_Activity_.
After locating the line with "What data populates", set down that line and all the lines that follow it, unchanged, to the end of the records; omit the pictures.

-- Opening Marker --

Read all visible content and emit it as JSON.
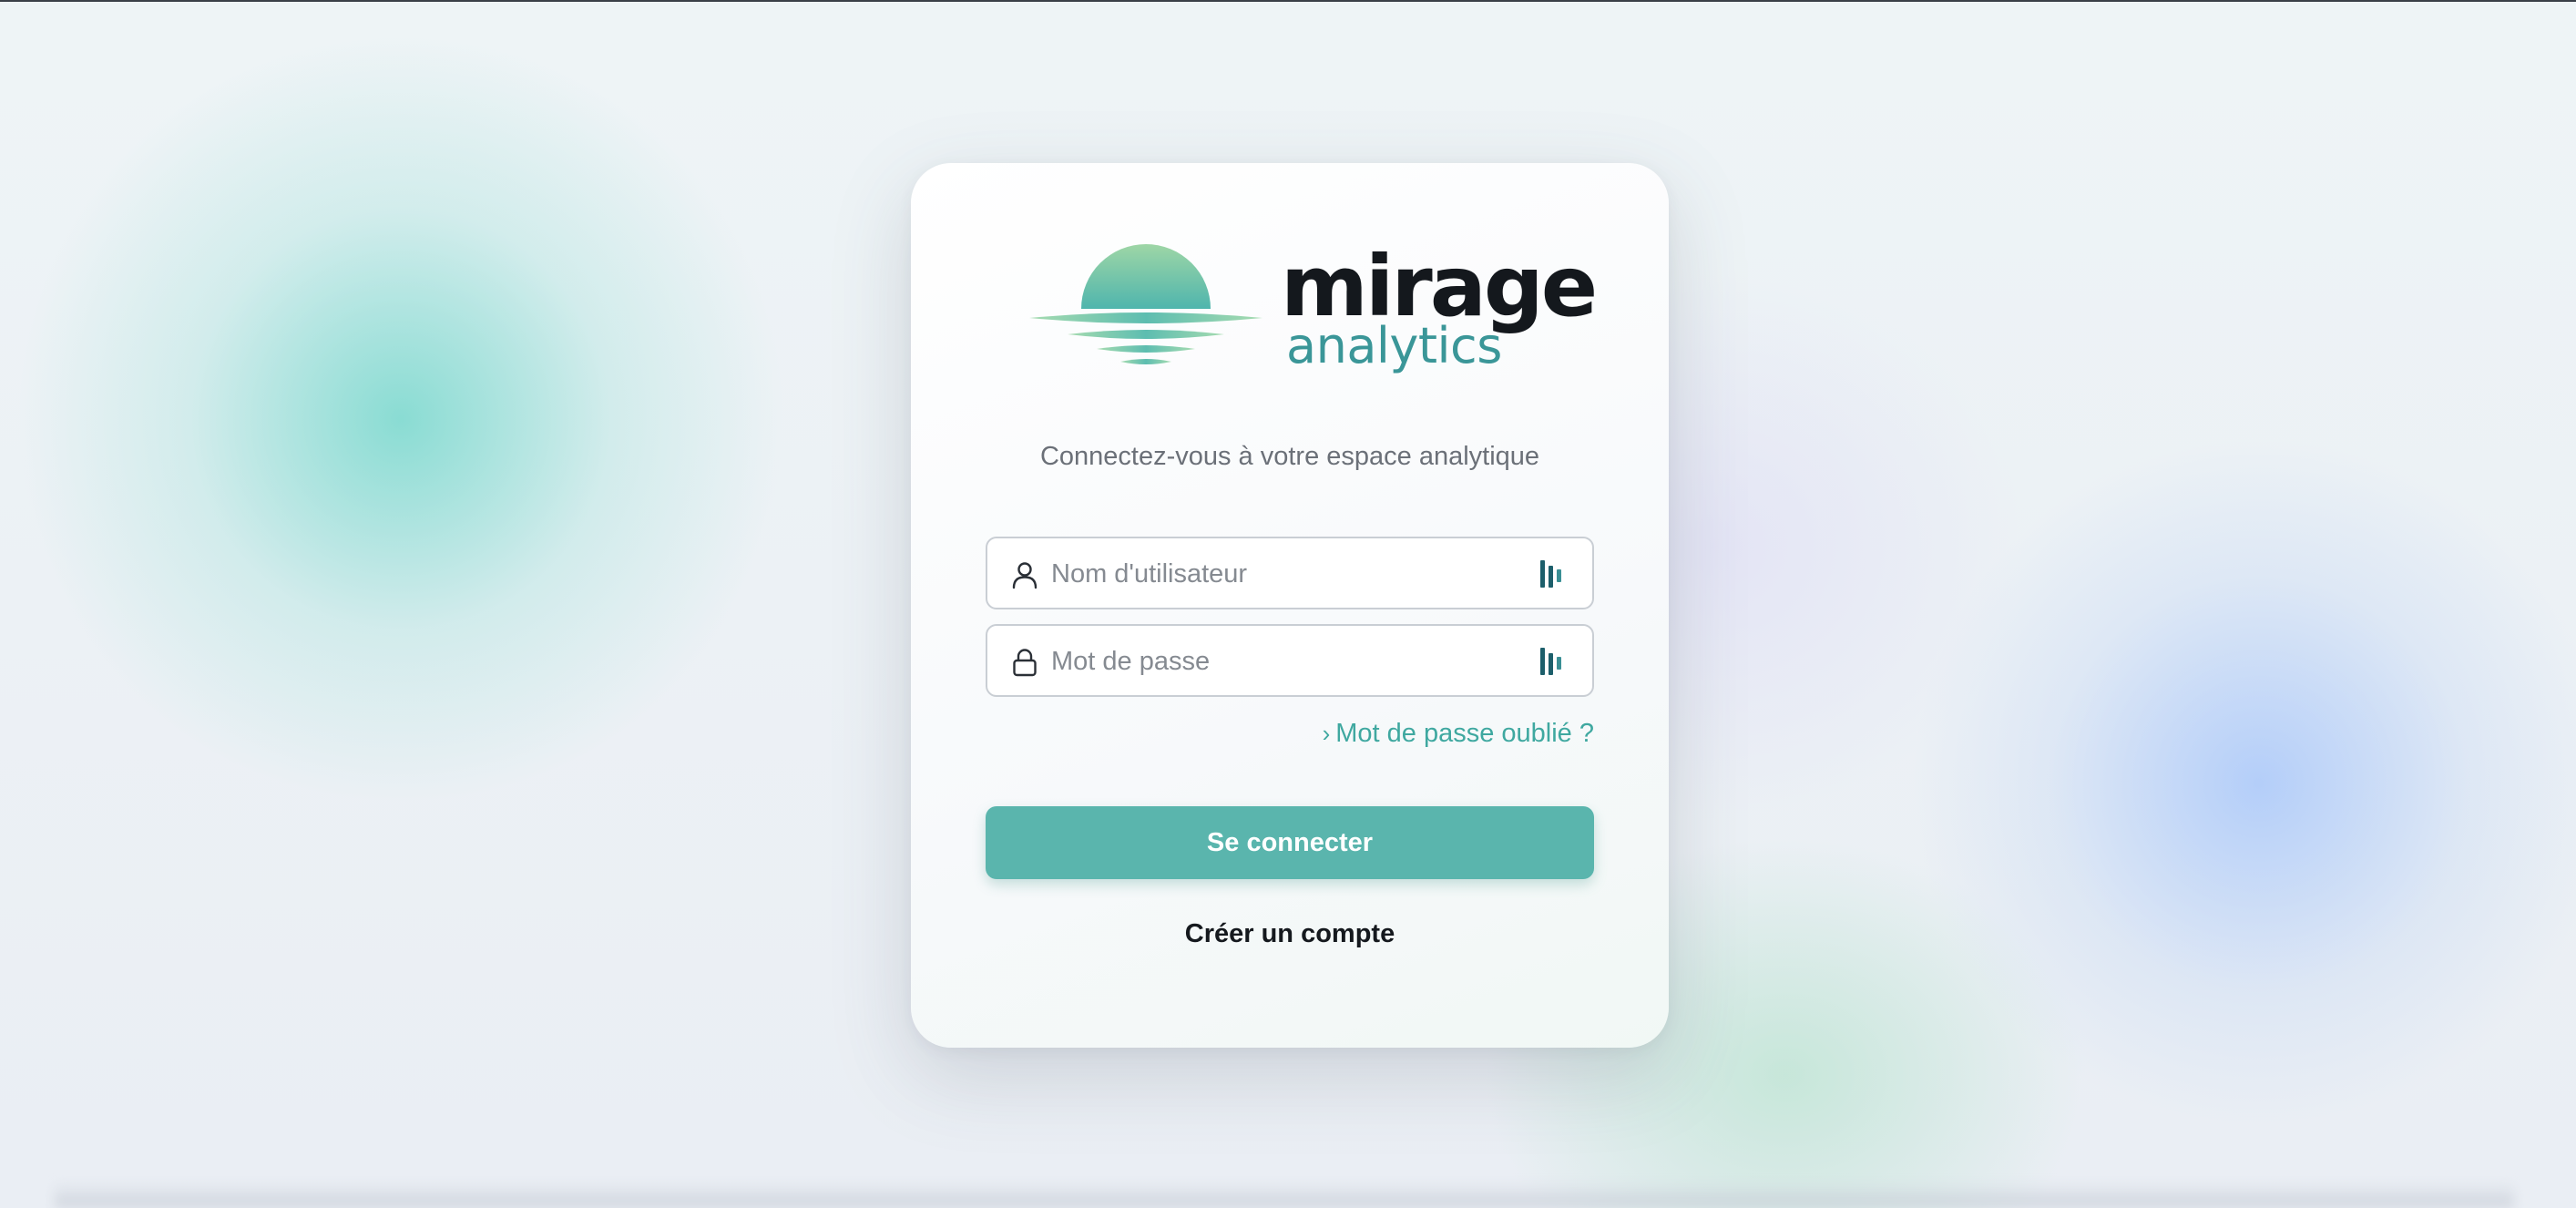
{
  "colors": {
    "accent": "#5ab5ad",
    "link": "#3fa8a0",
    "brand_dark": "#14181d",
    "brand_teal": "#3a9698"
  },
  "brand": {
    "name": "mirage",
    "tagline": "analytics",
    "logo_icon": "sunset-over-water-icon"
  },
  "login": {
    "subtitle": "Connectez-vous à votre espace analytique",
    "username": {
      "placeholder": "Nom d'utilisateur",
      "value": "",
      "icon": "user-icon",
      "trailing_icon": "password-manager-icon"
    },
    "password": {
      "placeholder": "Mot de passe",
      "value": "",
      "icon": "lock-icon",
      "trailing_icon": "password-manager-icon"
    },
    "forgot_link": "Mot de passe oublié ?",
    "forgot_icon": "chevron-right-icon",
    "submit_label": "Se connecter",
    "create_account": "Créer un compte"
  }
}
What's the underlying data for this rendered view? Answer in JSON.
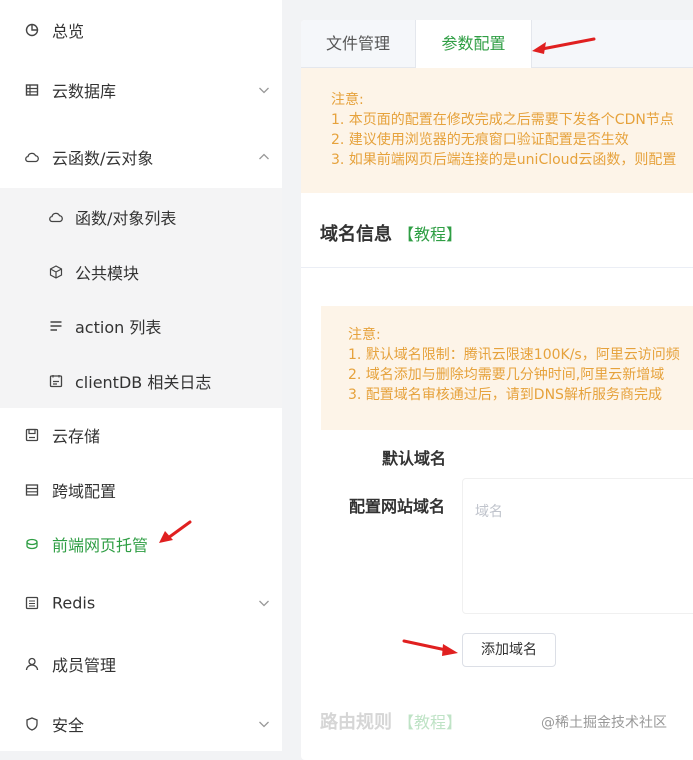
{
  "sidebar": {
    "items": [
      {
        "label": "总览"
      },
      {
        "label": "云数据库"
      },
      {
        "label": "云函数/云对象"
      },
      {
        "label": "云存储"
      },
      {
        "label": "跨域配置"
      },
      {
        "label": "前端网页托管"
      },
      {
        "label": "Redis"
      },
      {
        "label": "成员管理"
      },
      {
        "label": "安全"
      }
    ],
    "sub_items": [
      {
        "label": "函数/对象列表"
      },
      {
        "label": "公共模块"
      },
      {
        "label": "action 列表"
      },
      {
        "label": "clientDB 相关日志"
      }
    ],
    "active_color": "#2f9e44"
  },
  "tabs": [
    {
      "label": "文件管理"
    },
    {
      "label": "参数配置"
    }
  ],
  "notice1": {
    "title": "注意:",
    "lines": [
      "1. 本页面的配置在修改完成之后需要下发各个CDN节点",
      "2. 建议使用浏览器的无痕窗口验证配置是否生效",
      "3. 如果前端网页后端连接的是uniCloud云函数，则配置"
    ]
  },
  "domain_section": {
    "title": "域名信息",
    "tutorial_link": "【教程】"
  },
  "notice2": {
    "title": "注意:",
    "lines": [
      "1. 默认域名限制：腾讯云限速100K/s，阿里云访问频",
      "2. 域名添加与删除均需要几分钟时间,阿里云新增域",
      "3. 配置域名审核通过后，请到DNS解析服务商完成"
    ]
  },
  "form": {
    "default_domain_label": "默认域名",
    "custom_domain_label": "配置网站域名",
    "domain_placeholder": "域名",
    "add_button": "添加域名"
  },
  "route_section": {
    "title": "路由规则",
    "tutorial_link": "【教程】"
  },
  "watermark": "@稀土掘金技术社区",
  "colors": {
    "accent": "#2f9e44",
    "notice_bg": "#fdf4e8",
    "notice_text": "#e6a23c",
    "arrow": "#e02020"
  }
}
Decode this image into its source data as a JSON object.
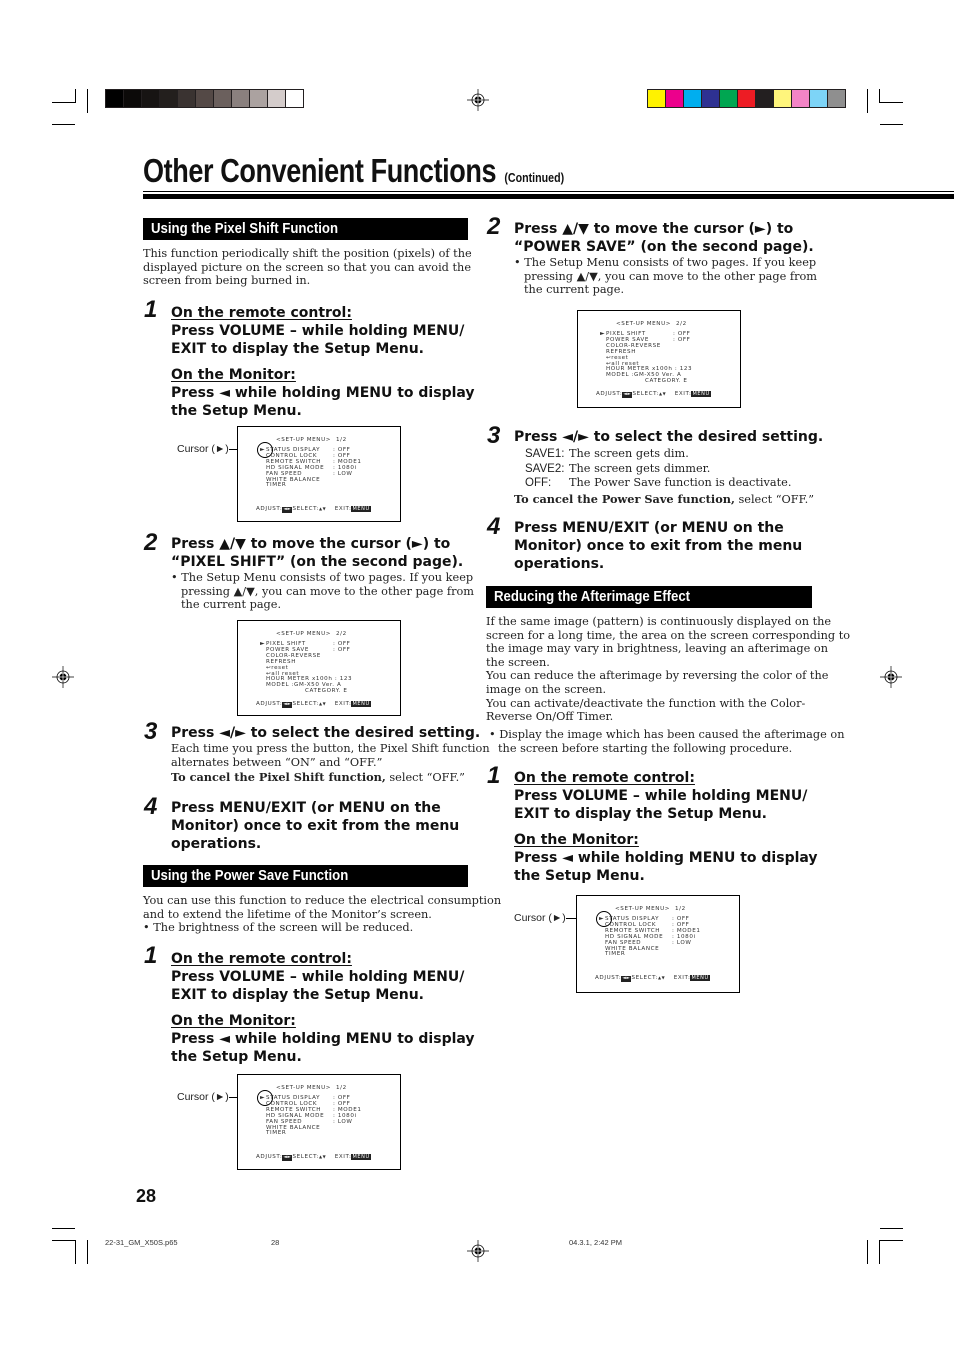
{
  "header": {
    "title": "Other Convenient Functions",
    "continued": "(Continued)",
    "grayscale_bar": [
      "#000000",
      "#0c0a09",
      "#171413",
      "#231f1d",
      "#3a3331",
      "#544946",
      "#6b605d",
      "#8a807e",
      "#aba2a0",
      "#d4cccb",
      "#ffffff"
    ],
    "color_bar": [
      "#fff200",
      "#ec008c",
      "#00aeef",
      "#2e3192",
      "#00a651",
      "#ed1c24",
      "#231f20",
      "#fff57c",
      "#f384c6",
      "#7dd4f7",
      "#8f8f8f"
    ]
  },
  "pixel_shift": {
    "section_title": "Using the Pixel Shift Function",
    "intro": [
      "This function periodically shift the position (pixels) of the",
      "displayed picture on the screen so that you can avoid the",
      "screen from being burned in."
    ],
    "step1": {
      "num": "1",
      "remote_label": "On the remote control:",
      "remote_text": [
        "Press VOLUME – while holding MENU/",
        "EXIT to display the Setup Menu."
      ],
      "monitor_label": "On the Monitor:",
      "monitor_text": [
        "Press ◄ while holding MENU to display",
        "the Setup Menu."
      ]
    },
    "step2": {
      "num": "2",
      "text": [
        "Press ▲/▼ to move the cursor (►) to",
        "“PIXEL SHIFT” (on the second page)."
      ],
      "note": [
        "• The Setup Menu consists of two pages. If you keep",
        "pressing ▲/▼, you can move to the other page from",
        "the current page."
      ]
    },
    "step3": {
      "num": "3",
      "text": "Press ◄/► to select the desired setting.",
      "body": [
        "Each time you press the button, the Pixel Shift function",
        "alternates between “ON” and “OFF.”"
      ],
      "cancel_bold": "To cancel the Pixel Shift function,",
      "cancel_rest": " select “OFF.”"
    },
    "step4": {
      "num": "4",
      "text": [
        "Press MENU/EXIT (or MENU on the",
        "Monitor) once to exit from the menu",
        "operations."
      ]
    }
  },
  "power_save": {
    "section_title": "Using the Power Save Function",
    "intro": [
      "You can use this function to reduce the electrical consumption",
      "and to extend the lifetime of the Monitor’s screen.",
      "• The brightness of the screen will be reduced."
    ],
    "step1": {
      "num": "1",
      "remote_label": "On the remote control:",
      "remote_text": [
        "Press VOLUME – while holding MENU/",
        "EXIT to display the Setup Menu."
      ],
      "monitor_label": "On the Monitor:",
      "monitor_text": [
        "Press ◄ while holding MENU to display",
        "the Setup Menu."
      ]
    },
    "step2": {
      "num": "2",
      "text": [
        "Press ▲/▼ to move the cursor (►) to",
        "“POWER SAVE” (on the second page)."
      ],
      "note": [
        "• The Setup Menu consists of two pages. If you keep",
        "pressing ▲/▼, you can move to the other page from",
        "the current page."
      ]
    },
    "step3": {
      "num": "3",
      "text": "Press ◄/► to select the desired setting.",
      "options": [
        {
          "key": "SAVE1:",
          "desc": "The screen gets dim."
        },
        {
          "key": "SAVE2:",
          "desc": "The screen gets dimmer."
        },
        {
          "key": "OFF:",
          "desc": "The Power Save function is deactivate."
        }
      ],
      "cancel_bold": "To cancel the Power Save function,",
      "cancel_rest": " select “OFF.”"
    },
    "step4": {
      "num": "4",
      "text": [
        "Press MENU/EXIT (or MENU on the",
        "Monitor) once to exit from the menu",
        "operations."
      ]
    }
  },
  "afterimage": {
    "section_title": "Reducing the Afterimage Effect",
    "intro": [
      "If the same image (pattern) is continuously displayed on the",
      "screen for a long time, the area on the screen corresponding to",
      "the image may vary in brightness, leaving an afterimage on",
      "the screen.",
      "You can reduce the afterimage by reversing the color of the",
      "image on the screen.",
      "You can activate/deactivate the function with the Color-",
      "Reverse On/Off Timer."
    ],
    "note": [
      "• Display the image which has been caused the afterimage on",
      "the screen before starting the following procedure."
    ],
    "step1": {
      "num": "1",
      "remote_label": "On the remote control:",
      "remote_text": [
        "Press VOLUME – while holding MENU/",
        "EXIT to display the Setup Menu."
      ],
      "monitor_label": "On the Monitor:",
      "monitor_text": [
        "Press ◄ while holding MENU to display",
        "the Setup Menu."
      ]
    }
  },
  "osd_page1": {
    "title": "<SET-UP MENU>",
    "page": "1/2",
    "items": [
      {
        "label": "STATUS DISPLAY",
        "value": ": OFF"
      },
      {
        "label": "CONTROL LOCK",
        "value": ": OFF"
      },
      {
        "label": "REMOTE SWITCH",
        "value": ": MODE1"
      },
      {
        "label": "HD SIGNAL MODE",
        "value": ": 1080i"
      },
      {
        "label": "FAN SPEED",
        "value": ": LOW"
      },
      {
        "label": "WHITE BALANCE",
        "value": ""
      },
      {
        "label": "TIMER",
        "value": ""
      }
    ],
    "footer_adjust": "ADJUST:",
    "footer_select": "SELECT:",
    "footer_exit": "EXIT:",
    "menu_btn": "MENU",
    "cursor_label": "Cursor (►)"
  },
  "osd_page2": {
    "title": "<SET-UP MENU>",
    "page": "2/2",
    "items": [
      {
        "label": "PIXEL SHIFT",
        "value": ": OFF"
      },
      {
        "label": "POWER SAVE",
        "value": ": OFF"
      },
      {
        "label": "COLOR-REVERSE",
        "value": ""
      },
      {
        "label": "REFRESH",
        "value": ""
      },
      {
        "label": "↩reset",
        "value": ""
      },
      {
        "label": "↩all reset",
        "value": ""
      },
      {
        "label": "HOUR METER x100h : 123",
        "value": ""
      },
      {
        "label": "MODEL  :GM-X50    Ver. A",
        "value": ""
      },
      {
        "label": "CATEGORY. E",
        "value": ""
      }
    ],
    "footer_adjust": "ADJUST:",
    "footer_select": "SELECT:",
    "footer_exit": "EXIT:",
    "menu_btn": "MENU"
  },
  "footer": {
    "page_number": "28",
    "file_name": "22-31_GM_X50S.p65",
    "file_page": "28",
    "timestamp": "04.3.1, 2:42 PM"
  }
}
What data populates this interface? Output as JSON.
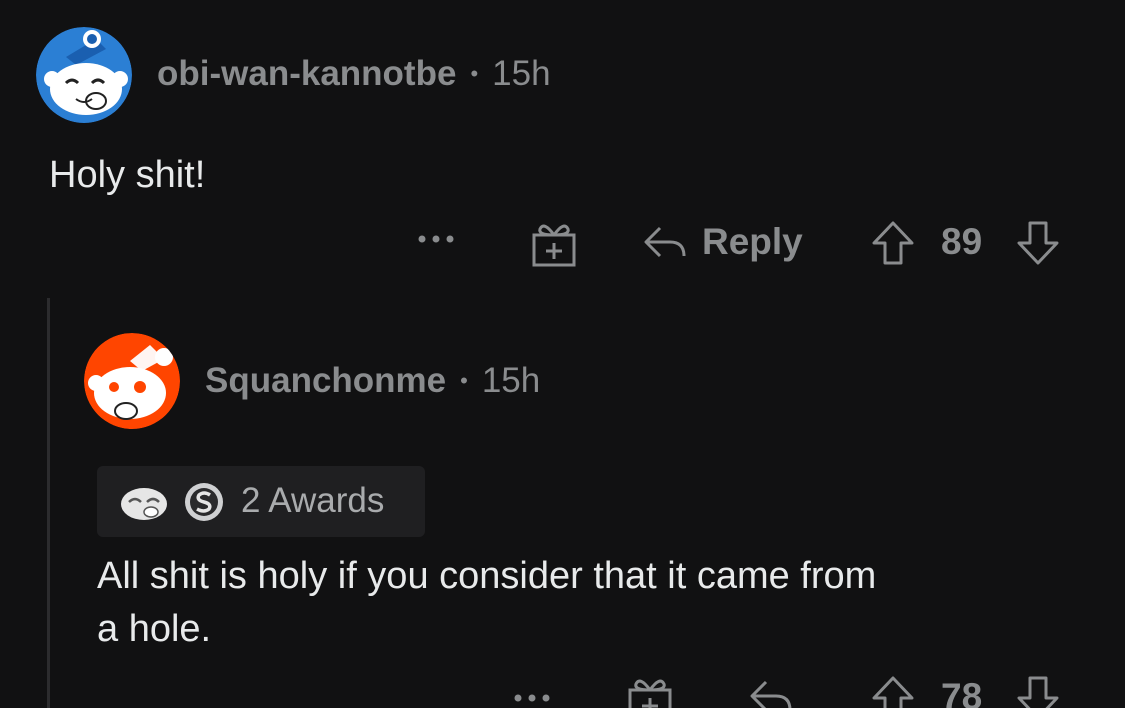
{
  "comments": [
    {
      "username": "obi-wan-kannotbe",
      "separator": "•",
      "time": "15h",
      "body": "Holy shit!",
      "reply_label": "Reply",
      "score": "89",
      "avatar_color": "#2b7fd4"
    },
    {
      "username": "Squanchonme",
      "separator": "•",
      "time": "15h",
      "awards_label": "2 Awards",
      "body_line1": "All shit is holy if you consider that it came from",
      "body_line2": "a hole.",
      "score": "78",
      "avatar_color": "#ff4500"
    }
  ],
  "icons": {
    "more": "more-options-icon",
    "award": "gift-award-icon",
    "reply": "reply-arrow-icon",
    "upvote": "upvote-arrow-icon",
    "downvote": "downvote-arrow-icon"
  },
  "colors": {
    "background": "#111112",
    "text": "#e8eaeb",
    "muted": "#8a8c8e"
  }
}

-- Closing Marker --

_Result for this exercise_.
What data populates this interface? Output as JSON.
{
  "comments": [
    {
      "username": "obi-wan-kannotbe",
      "separator": "•",
      "time": "15h",
      "body": "Holy shit!",
      "reply_label": "Reply",
      "score": "89",
      "avatar_color": "#2b7fd4"
    },
    {
      "username": "Squanchonme",
      "separator": "•",
      "time": "15h",
      "awards_label": "2 Awards",
      "body_line1": "All shit is holy if you consider that it came from",
      "body_line2": "a hole.",
      "score": "78",
      "avatar_color": "#ff4500"
    }
  ],
  "icons": {
    "more": "more-options-icon",
    "award": "gift-award-icon",
    "reply": "reply-arrow-icon",
    "upvote": "upvote-arrow-icon",
    "downvote": "downvote-arrow-icon"
  },
  "colors": {
    "background": "#111112",
    "text": "#e8eaeb",
    "muted": "#8a8c8e"
  }
}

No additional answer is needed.